**TASK DESCRIPTION**
Every line in the records below that holds "structured" must be identified and copied.

**SOURCE INFORMATION**
•••

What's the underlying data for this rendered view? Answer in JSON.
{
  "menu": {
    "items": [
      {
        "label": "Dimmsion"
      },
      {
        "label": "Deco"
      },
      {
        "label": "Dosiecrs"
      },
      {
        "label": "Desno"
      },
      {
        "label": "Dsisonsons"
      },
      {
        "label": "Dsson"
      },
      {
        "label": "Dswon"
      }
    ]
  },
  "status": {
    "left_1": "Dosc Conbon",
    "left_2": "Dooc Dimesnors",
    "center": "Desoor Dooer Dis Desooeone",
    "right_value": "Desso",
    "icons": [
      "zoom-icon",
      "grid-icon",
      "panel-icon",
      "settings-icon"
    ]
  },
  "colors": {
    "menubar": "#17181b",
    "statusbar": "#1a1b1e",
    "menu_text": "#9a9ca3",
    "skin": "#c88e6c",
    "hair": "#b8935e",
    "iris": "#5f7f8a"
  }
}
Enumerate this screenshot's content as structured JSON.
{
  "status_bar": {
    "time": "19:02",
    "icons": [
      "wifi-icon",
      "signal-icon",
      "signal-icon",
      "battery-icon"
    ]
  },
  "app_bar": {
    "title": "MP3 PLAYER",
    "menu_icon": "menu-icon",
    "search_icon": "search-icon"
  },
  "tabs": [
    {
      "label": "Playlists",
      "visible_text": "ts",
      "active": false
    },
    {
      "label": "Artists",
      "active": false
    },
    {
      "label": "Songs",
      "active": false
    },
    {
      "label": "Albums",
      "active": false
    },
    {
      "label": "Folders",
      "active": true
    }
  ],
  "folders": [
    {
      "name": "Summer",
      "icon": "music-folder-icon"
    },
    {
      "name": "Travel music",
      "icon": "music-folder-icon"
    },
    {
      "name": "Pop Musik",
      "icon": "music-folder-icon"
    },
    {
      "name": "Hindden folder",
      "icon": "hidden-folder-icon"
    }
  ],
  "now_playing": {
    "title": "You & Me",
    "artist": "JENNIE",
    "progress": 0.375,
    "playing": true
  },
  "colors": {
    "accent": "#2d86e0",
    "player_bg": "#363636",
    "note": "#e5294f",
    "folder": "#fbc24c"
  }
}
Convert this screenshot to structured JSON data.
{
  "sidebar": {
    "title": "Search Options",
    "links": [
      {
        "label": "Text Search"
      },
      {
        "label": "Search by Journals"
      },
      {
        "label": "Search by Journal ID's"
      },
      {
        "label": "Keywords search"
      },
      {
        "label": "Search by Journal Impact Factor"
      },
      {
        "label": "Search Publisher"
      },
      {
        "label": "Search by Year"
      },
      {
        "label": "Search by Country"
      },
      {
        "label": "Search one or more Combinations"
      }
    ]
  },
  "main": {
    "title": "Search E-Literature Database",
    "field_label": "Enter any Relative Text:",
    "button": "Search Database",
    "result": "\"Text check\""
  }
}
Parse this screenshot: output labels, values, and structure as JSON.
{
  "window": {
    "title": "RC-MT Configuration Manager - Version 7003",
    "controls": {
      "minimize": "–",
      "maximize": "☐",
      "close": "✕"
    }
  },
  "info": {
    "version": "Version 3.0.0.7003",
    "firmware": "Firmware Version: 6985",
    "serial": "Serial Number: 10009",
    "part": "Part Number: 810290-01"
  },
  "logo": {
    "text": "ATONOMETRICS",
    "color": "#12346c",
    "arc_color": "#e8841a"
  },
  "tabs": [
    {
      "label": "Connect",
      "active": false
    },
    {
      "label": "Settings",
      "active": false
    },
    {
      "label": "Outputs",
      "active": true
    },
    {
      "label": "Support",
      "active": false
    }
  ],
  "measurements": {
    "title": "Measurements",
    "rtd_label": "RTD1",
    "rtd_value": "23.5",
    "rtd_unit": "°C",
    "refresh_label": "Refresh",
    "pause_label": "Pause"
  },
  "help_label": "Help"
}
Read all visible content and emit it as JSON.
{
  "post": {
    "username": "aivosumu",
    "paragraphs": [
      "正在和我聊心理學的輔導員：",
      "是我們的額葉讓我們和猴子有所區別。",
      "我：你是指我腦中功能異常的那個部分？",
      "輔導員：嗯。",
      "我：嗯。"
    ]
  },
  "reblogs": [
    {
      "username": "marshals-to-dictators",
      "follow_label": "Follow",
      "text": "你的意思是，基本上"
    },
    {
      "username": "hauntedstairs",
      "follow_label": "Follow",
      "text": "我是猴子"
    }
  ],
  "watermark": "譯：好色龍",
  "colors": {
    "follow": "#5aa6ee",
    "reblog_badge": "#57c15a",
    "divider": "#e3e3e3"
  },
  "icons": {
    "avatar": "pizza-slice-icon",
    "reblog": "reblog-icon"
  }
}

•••

**TASK RESPONSE**
Enumerate this screenshot's content as structured JSON.
Convert this screenshot to structured JSON data.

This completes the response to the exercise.